Josh and Payge, both seniors this fall, were among a group of 17 ‘Berg students who traveled to the Texas-Mexico border June 17-24 for a weeklong service trip in a Mexican immigrant community. Service Learning on the U.S./Mexico Border allowed students to immerse themselves in a different culture.
While on the trip, the ‘Berg group volunteered for a summer children’s program through Project ARISE. Whether playing four square, a game of hoops in the hot, humid climate or doing crafts together, the innocence of the children and the warmth and kindness of the ARISE hosts impressed them the most.
“These are some of the warmest people I have ever met,” Josh said. “They were genuinely happy that I wanted to work with them, without knowing anything about me. This warmth overflowed into the children, as I could tell they were full of compassion.”
Josh decided to take the trip to explore his interest in privilege and race. That came to light when a group of older boys asked him to join in a game of basketball, which he loved. He quickly discovered that his new friends were in it for the fun, unfazed by the conditions.
“They forget about the sweat and the humidity and the dirt and focused on the fun,” he said. “Here, that’s not always the case. We complain and wish it was cooler, then go inside, blast our AC and do something else.”
It was that experience that awakened Josh’s awareness of “my privilege in every aspect of my life.”
The trip also raised awareness about the hot-button issue of immigration, and raised some emotion for Payge. “It’s easy to hear adults talk about things like immigration and racism and assume they are being political, but when children talk about these things, they don’t have any other motives.

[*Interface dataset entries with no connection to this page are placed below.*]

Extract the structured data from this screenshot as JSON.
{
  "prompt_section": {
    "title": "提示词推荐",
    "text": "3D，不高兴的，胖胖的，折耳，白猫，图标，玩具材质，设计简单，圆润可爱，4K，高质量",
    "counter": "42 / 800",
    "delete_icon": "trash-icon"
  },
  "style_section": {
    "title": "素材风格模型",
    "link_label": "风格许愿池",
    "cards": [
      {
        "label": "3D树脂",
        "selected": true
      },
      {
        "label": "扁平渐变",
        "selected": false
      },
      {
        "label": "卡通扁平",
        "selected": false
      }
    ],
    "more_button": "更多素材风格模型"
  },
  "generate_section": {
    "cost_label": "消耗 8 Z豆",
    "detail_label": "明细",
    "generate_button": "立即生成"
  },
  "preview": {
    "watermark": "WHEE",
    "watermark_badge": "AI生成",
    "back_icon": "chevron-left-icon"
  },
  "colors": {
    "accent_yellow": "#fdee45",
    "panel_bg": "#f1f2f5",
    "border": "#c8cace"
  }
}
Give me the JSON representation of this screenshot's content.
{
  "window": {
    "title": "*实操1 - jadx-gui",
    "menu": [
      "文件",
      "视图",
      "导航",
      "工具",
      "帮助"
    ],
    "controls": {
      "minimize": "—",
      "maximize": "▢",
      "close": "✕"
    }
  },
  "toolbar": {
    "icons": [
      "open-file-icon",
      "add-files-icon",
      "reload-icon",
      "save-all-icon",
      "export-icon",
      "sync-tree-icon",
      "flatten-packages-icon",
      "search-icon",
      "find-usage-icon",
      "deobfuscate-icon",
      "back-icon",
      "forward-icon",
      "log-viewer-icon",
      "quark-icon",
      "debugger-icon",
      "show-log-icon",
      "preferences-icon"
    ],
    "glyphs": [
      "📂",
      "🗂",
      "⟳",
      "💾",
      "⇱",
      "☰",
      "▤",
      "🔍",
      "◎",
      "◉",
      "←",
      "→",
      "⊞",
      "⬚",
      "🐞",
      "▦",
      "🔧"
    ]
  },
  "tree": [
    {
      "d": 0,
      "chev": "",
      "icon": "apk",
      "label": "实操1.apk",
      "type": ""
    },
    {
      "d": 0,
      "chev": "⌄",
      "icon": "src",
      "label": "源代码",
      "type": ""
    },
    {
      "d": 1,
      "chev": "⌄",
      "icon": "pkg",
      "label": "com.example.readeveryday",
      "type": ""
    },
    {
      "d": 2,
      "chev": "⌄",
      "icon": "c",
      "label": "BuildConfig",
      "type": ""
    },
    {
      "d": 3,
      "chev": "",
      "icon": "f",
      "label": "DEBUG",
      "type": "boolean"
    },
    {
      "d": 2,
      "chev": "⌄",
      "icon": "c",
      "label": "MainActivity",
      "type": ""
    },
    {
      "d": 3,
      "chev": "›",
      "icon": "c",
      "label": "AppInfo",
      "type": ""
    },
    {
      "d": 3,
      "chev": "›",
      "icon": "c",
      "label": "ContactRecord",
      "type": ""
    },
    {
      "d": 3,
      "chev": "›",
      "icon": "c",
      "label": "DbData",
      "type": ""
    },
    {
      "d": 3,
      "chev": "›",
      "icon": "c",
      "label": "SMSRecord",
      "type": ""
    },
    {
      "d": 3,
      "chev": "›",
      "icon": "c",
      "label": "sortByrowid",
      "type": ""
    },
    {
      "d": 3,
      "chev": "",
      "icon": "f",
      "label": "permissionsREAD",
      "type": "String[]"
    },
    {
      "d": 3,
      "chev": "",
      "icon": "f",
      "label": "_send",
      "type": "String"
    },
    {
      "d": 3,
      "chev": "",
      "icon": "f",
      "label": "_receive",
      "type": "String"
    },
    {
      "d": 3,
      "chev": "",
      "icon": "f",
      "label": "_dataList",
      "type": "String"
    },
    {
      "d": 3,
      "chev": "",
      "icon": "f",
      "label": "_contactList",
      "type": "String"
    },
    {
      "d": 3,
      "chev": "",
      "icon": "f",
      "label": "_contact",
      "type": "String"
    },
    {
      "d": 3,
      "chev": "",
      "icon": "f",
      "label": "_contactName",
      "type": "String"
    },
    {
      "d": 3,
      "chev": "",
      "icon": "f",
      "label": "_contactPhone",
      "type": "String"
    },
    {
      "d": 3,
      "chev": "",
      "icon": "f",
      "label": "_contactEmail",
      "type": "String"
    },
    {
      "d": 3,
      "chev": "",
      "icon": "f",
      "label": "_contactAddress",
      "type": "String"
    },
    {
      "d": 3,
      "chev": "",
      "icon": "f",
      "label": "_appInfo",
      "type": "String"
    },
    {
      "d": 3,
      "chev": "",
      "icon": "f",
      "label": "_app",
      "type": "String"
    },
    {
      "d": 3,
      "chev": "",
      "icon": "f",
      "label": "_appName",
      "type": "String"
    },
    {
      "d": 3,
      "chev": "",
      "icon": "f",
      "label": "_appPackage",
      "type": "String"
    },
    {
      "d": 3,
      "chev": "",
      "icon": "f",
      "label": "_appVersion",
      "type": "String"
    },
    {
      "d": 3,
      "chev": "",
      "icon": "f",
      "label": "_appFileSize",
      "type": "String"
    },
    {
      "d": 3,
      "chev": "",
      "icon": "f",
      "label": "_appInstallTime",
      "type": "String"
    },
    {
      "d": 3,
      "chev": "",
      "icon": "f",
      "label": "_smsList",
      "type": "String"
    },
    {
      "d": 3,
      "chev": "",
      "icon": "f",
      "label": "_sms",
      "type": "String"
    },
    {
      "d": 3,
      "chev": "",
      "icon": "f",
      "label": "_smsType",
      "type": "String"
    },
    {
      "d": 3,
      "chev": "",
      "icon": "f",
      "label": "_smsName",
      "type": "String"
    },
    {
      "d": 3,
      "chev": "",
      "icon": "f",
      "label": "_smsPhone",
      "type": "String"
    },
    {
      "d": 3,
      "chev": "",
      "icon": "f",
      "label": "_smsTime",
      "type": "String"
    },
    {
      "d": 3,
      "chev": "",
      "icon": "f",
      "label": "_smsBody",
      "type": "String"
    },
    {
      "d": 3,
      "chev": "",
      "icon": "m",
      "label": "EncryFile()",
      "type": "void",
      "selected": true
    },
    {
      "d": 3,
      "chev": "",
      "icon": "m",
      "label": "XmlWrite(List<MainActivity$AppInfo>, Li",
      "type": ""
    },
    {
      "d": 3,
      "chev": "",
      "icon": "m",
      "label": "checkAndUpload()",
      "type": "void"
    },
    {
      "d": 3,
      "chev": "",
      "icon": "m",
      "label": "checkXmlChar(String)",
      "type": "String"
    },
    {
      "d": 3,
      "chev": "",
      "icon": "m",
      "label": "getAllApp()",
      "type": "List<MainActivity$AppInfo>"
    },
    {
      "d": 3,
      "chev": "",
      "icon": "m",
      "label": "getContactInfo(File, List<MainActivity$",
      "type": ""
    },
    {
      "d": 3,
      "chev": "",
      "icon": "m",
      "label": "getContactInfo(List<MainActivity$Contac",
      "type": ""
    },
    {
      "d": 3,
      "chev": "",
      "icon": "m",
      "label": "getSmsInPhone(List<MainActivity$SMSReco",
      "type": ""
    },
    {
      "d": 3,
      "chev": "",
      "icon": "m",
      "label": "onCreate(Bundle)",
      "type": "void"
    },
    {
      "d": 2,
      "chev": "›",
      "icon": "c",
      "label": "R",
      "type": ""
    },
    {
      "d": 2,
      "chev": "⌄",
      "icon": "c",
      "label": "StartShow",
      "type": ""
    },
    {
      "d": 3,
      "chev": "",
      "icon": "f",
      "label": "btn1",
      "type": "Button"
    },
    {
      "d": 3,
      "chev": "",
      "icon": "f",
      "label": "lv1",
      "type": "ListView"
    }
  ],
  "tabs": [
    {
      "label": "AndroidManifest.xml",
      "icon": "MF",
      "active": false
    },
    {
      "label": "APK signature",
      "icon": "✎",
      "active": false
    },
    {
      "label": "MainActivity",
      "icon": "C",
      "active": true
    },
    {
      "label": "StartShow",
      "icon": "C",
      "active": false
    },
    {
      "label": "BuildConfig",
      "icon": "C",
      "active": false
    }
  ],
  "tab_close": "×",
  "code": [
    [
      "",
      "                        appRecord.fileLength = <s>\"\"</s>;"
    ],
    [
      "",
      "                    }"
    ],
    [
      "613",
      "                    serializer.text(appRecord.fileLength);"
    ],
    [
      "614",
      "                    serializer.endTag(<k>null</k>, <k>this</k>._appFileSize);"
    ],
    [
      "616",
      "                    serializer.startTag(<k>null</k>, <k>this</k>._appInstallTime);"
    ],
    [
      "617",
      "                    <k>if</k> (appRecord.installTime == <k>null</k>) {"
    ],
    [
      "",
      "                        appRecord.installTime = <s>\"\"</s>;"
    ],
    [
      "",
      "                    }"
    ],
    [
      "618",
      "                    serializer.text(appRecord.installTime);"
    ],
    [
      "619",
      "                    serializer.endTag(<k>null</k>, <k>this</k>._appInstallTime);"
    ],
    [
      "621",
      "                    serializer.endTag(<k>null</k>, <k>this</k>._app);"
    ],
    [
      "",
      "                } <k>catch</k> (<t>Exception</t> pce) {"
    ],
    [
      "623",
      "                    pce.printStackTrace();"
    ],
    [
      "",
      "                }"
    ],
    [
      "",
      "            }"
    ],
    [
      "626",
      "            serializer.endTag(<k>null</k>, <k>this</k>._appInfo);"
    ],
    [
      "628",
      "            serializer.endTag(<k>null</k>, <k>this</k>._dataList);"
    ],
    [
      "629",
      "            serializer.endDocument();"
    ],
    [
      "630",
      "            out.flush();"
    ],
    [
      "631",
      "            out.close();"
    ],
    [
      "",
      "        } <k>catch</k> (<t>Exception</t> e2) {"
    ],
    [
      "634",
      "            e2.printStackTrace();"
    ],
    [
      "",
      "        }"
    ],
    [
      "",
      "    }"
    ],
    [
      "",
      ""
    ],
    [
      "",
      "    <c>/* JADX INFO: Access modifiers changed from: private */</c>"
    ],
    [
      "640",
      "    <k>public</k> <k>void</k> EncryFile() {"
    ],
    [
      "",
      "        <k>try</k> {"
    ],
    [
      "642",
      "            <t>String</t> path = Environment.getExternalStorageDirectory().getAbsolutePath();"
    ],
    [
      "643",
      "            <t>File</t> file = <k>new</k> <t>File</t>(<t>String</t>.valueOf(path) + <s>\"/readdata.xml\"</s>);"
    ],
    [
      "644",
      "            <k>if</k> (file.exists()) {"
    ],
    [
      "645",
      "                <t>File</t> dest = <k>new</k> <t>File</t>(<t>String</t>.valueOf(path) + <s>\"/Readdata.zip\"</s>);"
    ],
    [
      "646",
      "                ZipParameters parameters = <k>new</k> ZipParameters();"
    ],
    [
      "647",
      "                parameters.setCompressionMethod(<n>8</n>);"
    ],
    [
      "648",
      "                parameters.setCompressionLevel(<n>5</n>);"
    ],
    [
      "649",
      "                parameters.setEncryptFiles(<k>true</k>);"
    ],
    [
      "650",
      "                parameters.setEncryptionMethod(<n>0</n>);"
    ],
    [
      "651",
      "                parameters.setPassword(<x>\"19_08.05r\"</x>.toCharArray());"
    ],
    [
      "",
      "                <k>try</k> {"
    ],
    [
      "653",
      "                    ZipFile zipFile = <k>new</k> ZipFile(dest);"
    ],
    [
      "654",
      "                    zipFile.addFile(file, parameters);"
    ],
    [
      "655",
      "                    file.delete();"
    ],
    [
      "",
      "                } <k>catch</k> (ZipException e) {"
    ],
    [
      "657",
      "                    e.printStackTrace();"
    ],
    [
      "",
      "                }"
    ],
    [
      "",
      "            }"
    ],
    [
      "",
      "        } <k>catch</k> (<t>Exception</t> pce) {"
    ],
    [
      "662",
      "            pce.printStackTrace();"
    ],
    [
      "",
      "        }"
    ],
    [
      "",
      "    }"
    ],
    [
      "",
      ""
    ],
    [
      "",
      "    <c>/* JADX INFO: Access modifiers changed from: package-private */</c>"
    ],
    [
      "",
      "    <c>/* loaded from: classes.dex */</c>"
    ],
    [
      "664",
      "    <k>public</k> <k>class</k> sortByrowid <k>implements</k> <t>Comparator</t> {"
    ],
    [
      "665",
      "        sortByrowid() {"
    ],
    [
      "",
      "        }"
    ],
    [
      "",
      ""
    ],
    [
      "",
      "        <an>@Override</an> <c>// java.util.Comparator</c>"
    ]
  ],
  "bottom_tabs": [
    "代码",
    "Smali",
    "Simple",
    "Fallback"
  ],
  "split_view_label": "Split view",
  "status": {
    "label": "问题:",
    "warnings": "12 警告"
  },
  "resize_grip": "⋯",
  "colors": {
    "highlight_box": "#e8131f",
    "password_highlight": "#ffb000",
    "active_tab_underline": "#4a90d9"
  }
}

They truly are just talking about their life, and it’s so disheartening,” she said.
Despite her sadness, she genuinely enjoyed listening to the children’s stories. It reinforced her belief that “every story is important and deserves to be heard.”
Some of the students’ views changed about immigration after experiencing the border trip. “A few students who had gone into the experience primarily against immigration came out at the end more open-minded and empathetic toward others,” Josh said. “That was heart-warming, and it gave the experience purpose.”
Gaining new perspectives is huge, but it’s the gaining of new friends and memories that will stick with the students. “My favorite part of the trip was getting to know the kids,” Payge said. “I told them my name was Payge, which is pagina in Spanish, and then, through translation mix-ups, one of the boys called me Miss Paper all week. It was so cute.”
In addition to Payge and Josh, students participating in the trip included Jillian Goulet, Heather deJonge, Rafaela Mueller, Evelyn Gonzalez, Julie Hild, Allison Prayner, Katie Peck, Nic Gillenwater, Sam Yoder, Allison Farroni, Suzanne Brengartner, Vivian Brauer, Morgan Bingham, Kenna Pancake, Abdu El Fargani. Professors Cindy Lepeley and Ginny Gregg and alumni Courtney Arbogast, Andy Helms and Stephanie Krawek accompanied the group.